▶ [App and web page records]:
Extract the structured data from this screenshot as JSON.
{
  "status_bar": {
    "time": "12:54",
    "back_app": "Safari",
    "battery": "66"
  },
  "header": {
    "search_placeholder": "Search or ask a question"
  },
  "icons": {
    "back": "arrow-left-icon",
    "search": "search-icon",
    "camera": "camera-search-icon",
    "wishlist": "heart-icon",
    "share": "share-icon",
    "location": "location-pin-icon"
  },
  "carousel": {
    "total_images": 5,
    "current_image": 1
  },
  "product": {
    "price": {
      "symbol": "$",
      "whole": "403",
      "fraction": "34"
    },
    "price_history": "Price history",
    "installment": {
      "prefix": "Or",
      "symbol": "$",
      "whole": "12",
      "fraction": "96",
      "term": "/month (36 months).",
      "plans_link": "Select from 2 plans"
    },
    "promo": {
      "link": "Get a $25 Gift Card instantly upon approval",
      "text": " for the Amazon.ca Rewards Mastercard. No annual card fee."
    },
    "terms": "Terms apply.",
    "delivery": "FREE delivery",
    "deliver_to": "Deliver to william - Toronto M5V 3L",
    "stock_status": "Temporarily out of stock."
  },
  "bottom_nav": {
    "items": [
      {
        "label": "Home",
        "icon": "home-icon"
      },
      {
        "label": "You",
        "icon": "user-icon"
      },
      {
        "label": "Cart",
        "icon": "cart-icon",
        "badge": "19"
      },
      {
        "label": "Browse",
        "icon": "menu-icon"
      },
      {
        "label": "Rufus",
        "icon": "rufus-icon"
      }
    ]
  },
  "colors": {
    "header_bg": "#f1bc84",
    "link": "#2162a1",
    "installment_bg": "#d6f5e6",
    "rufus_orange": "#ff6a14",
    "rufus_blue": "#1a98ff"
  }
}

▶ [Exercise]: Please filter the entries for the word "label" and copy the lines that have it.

▶ [Completed task]:
        "label": "Home",
        "label": "You",
        "label": "Cart",
        "label": "Browse",
        "label": "Rufus",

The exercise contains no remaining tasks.